Exercise requirements -
What lines in the material hold the string "System"? Copy out each of them.

━━━━━ Supplied material

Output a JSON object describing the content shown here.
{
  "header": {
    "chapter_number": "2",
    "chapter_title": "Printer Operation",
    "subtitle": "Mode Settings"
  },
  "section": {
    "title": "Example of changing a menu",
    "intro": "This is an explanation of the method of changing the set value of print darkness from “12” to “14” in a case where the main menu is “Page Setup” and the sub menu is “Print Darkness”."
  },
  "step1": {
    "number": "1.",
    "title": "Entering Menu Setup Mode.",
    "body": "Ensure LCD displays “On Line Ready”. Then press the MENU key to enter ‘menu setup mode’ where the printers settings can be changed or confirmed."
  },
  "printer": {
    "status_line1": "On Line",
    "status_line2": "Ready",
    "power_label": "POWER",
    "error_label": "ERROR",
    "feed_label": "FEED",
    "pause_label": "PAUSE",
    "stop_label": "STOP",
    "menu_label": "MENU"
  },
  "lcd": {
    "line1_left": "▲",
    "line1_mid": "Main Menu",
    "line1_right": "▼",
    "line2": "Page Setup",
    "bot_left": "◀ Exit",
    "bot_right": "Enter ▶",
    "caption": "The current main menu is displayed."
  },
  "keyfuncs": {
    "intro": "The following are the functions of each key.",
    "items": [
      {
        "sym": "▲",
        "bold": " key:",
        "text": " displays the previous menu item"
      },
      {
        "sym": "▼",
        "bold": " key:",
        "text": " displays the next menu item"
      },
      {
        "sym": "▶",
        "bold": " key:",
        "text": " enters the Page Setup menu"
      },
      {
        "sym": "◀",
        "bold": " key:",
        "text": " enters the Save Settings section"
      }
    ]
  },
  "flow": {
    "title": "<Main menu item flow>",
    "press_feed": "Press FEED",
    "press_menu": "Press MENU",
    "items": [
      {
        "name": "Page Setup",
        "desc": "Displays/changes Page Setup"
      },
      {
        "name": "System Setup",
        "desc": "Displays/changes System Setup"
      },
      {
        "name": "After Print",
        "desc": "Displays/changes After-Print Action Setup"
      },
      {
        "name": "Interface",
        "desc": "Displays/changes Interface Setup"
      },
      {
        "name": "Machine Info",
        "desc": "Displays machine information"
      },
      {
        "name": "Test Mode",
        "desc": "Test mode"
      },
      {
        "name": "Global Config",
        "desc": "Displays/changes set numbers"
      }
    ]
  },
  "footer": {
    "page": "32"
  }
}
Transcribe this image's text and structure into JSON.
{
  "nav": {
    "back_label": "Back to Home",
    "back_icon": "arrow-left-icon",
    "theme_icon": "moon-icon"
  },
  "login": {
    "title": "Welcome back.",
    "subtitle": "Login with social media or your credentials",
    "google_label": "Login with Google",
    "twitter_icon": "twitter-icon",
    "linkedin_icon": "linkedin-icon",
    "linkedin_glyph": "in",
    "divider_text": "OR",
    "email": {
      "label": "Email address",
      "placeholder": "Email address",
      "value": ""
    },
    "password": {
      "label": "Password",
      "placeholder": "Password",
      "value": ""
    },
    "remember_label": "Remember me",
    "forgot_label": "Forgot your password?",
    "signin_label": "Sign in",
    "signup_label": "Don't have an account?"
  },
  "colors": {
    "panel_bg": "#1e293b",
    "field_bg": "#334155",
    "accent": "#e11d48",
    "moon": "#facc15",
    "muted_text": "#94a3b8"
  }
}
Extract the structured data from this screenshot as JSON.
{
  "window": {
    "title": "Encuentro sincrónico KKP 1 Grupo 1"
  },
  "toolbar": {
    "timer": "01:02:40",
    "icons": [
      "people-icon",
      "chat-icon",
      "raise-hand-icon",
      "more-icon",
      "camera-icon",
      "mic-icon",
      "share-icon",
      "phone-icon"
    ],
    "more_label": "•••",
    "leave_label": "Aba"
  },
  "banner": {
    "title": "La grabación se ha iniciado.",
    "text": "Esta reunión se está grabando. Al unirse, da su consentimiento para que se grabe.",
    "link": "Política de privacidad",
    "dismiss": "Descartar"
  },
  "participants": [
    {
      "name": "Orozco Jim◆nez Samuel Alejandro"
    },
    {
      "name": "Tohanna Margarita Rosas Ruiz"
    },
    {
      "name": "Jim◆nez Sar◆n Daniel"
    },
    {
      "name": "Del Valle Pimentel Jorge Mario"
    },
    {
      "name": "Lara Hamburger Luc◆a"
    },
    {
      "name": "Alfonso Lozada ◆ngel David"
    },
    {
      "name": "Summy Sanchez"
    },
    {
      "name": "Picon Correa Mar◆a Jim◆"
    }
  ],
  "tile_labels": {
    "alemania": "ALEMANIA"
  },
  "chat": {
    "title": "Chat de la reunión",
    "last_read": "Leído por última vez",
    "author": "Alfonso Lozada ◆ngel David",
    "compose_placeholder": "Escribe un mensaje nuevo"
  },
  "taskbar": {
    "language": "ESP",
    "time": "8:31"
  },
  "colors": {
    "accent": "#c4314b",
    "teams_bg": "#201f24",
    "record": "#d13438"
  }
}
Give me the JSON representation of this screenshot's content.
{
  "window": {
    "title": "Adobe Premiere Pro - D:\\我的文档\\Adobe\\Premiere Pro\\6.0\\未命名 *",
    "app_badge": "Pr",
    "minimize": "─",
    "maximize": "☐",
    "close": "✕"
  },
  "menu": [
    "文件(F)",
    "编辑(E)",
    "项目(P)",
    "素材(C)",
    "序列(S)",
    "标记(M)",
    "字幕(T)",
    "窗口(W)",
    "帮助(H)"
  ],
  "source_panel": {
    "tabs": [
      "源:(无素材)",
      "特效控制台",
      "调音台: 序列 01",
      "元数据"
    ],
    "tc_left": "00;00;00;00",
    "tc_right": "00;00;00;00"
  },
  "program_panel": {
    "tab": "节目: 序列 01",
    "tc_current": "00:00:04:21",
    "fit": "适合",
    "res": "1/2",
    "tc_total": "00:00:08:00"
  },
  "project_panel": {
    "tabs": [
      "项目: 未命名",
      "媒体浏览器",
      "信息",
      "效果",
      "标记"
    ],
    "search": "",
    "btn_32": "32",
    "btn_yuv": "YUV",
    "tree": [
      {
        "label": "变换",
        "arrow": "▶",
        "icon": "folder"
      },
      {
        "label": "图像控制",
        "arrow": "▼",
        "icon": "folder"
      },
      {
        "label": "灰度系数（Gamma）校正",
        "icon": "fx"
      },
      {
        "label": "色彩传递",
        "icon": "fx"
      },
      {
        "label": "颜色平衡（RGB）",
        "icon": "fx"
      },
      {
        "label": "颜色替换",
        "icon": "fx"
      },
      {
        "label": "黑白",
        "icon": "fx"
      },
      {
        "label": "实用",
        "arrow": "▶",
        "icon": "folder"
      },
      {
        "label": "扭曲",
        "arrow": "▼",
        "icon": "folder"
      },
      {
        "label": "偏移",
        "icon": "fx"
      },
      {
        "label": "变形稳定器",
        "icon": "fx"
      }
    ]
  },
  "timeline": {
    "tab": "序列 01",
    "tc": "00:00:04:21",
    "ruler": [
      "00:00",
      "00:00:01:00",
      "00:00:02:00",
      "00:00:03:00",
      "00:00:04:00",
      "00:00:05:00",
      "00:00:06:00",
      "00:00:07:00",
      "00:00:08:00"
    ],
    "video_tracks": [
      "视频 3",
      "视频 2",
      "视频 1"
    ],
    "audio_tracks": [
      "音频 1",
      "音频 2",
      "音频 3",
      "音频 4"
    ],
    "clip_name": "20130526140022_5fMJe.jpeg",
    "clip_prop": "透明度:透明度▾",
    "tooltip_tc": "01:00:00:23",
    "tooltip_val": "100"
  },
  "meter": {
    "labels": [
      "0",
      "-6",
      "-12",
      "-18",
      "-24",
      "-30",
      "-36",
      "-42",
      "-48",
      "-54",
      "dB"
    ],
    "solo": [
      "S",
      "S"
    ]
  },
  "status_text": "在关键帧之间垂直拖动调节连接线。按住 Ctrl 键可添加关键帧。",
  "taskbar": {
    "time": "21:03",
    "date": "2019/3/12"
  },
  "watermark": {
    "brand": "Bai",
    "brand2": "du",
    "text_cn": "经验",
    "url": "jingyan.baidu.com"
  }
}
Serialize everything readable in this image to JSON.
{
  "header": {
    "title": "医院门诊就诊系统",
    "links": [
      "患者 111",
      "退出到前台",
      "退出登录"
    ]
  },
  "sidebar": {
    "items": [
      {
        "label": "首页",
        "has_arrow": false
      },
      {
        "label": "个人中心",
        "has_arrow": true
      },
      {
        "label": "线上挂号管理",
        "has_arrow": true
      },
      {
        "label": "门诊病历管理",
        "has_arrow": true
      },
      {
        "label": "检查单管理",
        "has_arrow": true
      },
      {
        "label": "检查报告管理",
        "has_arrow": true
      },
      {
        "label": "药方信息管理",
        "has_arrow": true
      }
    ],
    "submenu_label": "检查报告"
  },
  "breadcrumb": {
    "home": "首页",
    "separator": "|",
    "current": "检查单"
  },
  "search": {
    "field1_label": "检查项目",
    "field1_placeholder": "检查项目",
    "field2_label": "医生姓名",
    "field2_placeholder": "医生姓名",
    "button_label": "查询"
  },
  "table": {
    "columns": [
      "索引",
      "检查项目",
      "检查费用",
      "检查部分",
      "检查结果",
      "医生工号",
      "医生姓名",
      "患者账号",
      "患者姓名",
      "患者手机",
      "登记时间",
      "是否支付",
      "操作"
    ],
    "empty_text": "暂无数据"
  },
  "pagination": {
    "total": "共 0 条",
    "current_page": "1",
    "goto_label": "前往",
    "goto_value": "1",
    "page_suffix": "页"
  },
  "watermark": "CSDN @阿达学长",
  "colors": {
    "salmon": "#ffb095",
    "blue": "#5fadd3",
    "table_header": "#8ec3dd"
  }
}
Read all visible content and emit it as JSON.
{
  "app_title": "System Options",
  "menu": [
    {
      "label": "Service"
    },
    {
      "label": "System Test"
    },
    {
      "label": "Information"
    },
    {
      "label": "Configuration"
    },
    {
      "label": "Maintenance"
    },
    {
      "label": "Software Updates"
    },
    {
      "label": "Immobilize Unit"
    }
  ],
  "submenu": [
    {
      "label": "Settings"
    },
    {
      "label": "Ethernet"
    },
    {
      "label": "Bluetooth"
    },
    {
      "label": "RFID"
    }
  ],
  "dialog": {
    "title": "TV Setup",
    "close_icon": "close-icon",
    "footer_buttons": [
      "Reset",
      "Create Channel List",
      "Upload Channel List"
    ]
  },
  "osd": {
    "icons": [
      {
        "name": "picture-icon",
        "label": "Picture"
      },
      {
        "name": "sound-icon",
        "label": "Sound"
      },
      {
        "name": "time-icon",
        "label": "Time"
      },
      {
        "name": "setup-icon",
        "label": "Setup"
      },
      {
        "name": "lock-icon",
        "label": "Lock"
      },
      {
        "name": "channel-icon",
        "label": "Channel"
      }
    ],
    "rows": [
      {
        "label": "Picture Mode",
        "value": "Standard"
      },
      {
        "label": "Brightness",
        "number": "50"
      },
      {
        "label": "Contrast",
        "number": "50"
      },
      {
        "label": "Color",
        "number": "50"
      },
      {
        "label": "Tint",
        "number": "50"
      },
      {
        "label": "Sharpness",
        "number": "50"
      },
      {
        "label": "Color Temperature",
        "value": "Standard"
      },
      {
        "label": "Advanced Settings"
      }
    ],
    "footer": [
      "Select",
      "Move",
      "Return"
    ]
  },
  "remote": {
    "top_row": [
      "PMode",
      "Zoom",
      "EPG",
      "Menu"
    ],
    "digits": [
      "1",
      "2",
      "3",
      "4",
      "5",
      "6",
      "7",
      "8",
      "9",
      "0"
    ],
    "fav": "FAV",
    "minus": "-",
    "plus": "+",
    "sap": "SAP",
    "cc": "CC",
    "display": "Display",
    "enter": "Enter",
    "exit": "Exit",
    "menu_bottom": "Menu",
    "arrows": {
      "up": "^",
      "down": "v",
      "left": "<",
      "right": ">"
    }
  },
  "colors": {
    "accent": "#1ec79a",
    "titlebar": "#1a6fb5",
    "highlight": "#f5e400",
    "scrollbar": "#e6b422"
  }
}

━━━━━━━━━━

Response below -
        "name": "System Setup",
        "desc": "Displays/changes System Setup"
  "app_title": "System Options",
      "label": "System Test"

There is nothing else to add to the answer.